Dataset rows describing interfaces:

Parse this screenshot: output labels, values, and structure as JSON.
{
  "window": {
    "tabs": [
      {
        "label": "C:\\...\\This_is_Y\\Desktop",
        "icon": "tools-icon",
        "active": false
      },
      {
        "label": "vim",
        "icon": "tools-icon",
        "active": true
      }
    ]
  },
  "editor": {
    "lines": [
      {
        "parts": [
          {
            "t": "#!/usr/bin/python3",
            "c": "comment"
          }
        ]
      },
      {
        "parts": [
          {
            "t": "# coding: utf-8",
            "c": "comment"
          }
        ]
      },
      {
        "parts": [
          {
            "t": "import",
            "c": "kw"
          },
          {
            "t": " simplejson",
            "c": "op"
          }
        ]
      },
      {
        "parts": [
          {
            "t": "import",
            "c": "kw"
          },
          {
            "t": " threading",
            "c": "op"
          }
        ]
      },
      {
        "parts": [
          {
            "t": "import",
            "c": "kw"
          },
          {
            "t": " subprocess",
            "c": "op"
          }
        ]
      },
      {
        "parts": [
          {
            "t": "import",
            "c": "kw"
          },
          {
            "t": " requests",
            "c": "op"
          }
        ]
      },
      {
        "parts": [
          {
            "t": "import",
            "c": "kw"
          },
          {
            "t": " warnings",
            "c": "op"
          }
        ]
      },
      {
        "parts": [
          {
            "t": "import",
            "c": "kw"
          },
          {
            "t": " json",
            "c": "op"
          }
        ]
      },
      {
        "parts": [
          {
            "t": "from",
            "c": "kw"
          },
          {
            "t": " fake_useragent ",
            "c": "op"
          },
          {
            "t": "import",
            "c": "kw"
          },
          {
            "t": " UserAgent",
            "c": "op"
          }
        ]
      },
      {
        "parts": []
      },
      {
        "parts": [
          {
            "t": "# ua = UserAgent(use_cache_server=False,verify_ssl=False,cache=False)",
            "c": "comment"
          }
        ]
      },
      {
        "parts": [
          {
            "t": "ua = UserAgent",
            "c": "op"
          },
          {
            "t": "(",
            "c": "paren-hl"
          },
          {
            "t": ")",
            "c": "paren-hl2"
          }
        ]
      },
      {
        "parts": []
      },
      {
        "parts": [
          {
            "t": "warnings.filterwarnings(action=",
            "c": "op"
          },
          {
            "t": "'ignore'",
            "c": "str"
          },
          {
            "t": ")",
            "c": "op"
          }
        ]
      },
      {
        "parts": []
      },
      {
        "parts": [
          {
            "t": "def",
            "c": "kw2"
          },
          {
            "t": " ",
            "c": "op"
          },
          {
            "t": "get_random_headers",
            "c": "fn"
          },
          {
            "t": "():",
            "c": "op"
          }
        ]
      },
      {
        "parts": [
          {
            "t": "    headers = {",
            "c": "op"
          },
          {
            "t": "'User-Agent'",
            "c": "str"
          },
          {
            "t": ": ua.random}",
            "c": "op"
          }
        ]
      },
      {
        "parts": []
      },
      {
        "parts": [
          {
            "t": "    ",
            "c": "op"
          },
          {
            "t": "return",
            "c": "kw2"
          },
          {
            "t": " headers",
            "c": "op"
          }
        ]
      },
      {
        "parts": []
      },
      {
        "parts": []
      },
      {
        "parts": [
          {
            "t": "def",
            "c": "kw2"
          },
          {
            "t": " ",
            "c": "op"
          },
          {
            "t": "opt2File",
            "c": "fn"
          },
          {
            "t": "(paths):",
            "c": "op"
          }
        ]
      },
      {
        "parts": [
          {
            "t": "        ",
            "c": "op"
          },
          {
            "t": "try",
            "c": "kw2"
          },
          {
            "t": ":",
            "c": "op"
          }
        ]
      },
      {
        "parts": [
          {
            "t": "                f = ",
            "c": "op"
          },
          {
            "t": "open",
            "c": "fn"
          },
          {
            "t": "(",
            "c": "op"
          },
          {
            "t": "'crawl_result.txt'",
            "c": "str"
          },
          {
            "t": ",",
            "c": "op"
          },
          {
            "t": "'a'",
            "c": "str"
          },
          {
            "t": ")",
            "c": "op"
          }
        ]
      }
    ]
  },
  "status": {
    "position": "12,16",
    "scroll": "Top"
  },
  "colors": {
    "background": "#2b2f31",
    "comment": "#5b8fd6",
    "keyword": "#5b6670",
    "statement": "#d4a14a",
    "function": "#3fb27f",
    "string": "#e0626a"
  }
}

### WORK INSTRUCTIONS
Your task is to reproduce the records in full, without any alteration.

### TASK SOLUTION
Parse this screenshot: output labels, values, and structure as JSON.
{
  "window": {
    "tabs": [
      {
        "label": "C:\\...\\This_is_Y\\Desktop",
        "icon": "tools-icon",
        "active": false
      },
      {
        "label": "vim",
        "icon": "tools-icon",
        "active": true
      }
    ]
  },
  "editor": {
    "lines": [
      {
        "parts": [
          {
            "t": "#!/usr/bin/python3",
            "c": "comment"
          }
        ]
      },
      {
        "parts": [
          {
            "t": "# coding: utf-8",
            "c": "comment"
          }
        ]
      },
      {
        "parts": [
          {
            "t": "import",
            "c": "kw"
          },
          {
            "t": " simplejson",
            "c": "op"
          }
        ]
      },
      {
        "parts": [
          {
            "t": "import",
            "c": "kw"
          },
          {
            "t": " threading",
            "c": "op"
          }
        ]
      },
      {
        "parts": [
          {
            "t": "import",
            "c": "kw"
          },
          {
            "t": " subprocess",
            "c": "op"
          }
        ]
      },
      {
        "parts": [
          {
            "t": "import",
            "c": "kw"
          },
          {
            "t": " requests",
            "c": "op"
          }
        ]
      },
      {
        "parts": [
          {
            "t": "import",
            "c": "kw"
          },
          {
            "t": " warnings",
            "c": "op"
          }
        ]
      },
      {
        "parts": [
          {
            "t": "import",
            "c": "kw"
          },
          {
            "t": " json",
            "c": "op"
          }
        ]
      },
      {
        "parts": [
          {
            "t": "from",
            "c": "kw"
          },
          {
            "t": " fake_useragent ",
            "c": "op"
          },
          {
            "t": "import",
            "c": "kw"
          },
          {
            "t": " UserAgent",
            "c": "op"
          }
        ]
      },
      {
        "parts": []
      },
      {
        "parts": [
          {
            "t": "# ua = UserAgent(use_cache_server=False,verify_ssl=False,cache=False)",
            "c": "comment"
          }
        ]
      },
      {
        "parts": [
          {
            "t": "ua = UserAgent",
            "c": "op"
          },
          {
            "t": "(",
            "c": "paren-hl"
          },
          {
            "t": ")",
            "c": "paren-hl2"
          }
        ]
      },
      {
        "parts": []
      },
      {
        "parts": [
          {
            "t": "warnings.filterwarnings(action=",
            "c": "op"
          },
          {
            "t": "'ignore'",
            "c": "str"
          },
          {
            "t": ")",
            "c": "op"
          }
        ]
      },
      {
        "parts": []
      },
      {
        "parts": [
          {
            "t": "def",
            "c": "kw2"
          },
          {
            "t": " ",
            "c": "op"
          },
          {
            "t": "get_random_headers",
            "c": "fn"
          },
          {
            "t": "():",
            "c": "op"
          }
        ]
      },
      {
        "parts": [
          {
            "t": "    headers = {",
            "c": "op"
          },
          {
            "t": "'User-Agent'",
            "c": "str"
          },
          {
            "t": ": ua.random}",
            "c": "op"
          }
        ]
      },
      {
        "parts": []
      },
      {
        "parts": [
          {
            "t": "    ",
            "c": "op"
          },
          {
            "t": "return",
            "c": "kw2"
          },
          {
            "t": " headers",
            "c": "op"
          }
        ]
      },
      {
        "parts": []
      },
      {
        "parts": []
      },
      {
        "parts": [
          {
            "t": "def",
            "c": "kw2"
          },
          {
            "t": " ",
            "c": "op"
          },
          {
            "t": "opt2File",
            "c": "fn"
          },
          {
            "t": "(paths):",
            "c": "op"
          }
        ]
      },
      {
        "parts": [
          {
            "t": "        ",
            "c": "op"
          },
          {
            "t": "try",
            "c": "kw2"
          },
          {
            "t": ":",
            "c": "op"
          }
        ]
      },
      {
        "parts": [
          {
            "t": "                f = ",
            "c": "op"
          },
          {
            "t": "open",
            "c": "fn"
          },
          {
            "t": "(",
            "c": "op"
          },
          {
            "t": "'crawl_result.txt'",
            "c": "str"
          },
          {
            "t": ",",
            "c": "op"
          },
          {
            "t": "'a'",
            "c": "str"
          },
          {
            "t": ")",
            "c": "op"
          }
        ]
      }
    ]
  },
  "status": {
    "position": "12,16",
    "scroll": "Top"
  },
  "colors": {
    "background": "#2b2f31",
    "comment": "#5b8fd6",
    "keyword": "#5b6670",
    "statement": "#d4a14a",
    "function": "#3fb27f",
    "string": "#e0626a"
  }
}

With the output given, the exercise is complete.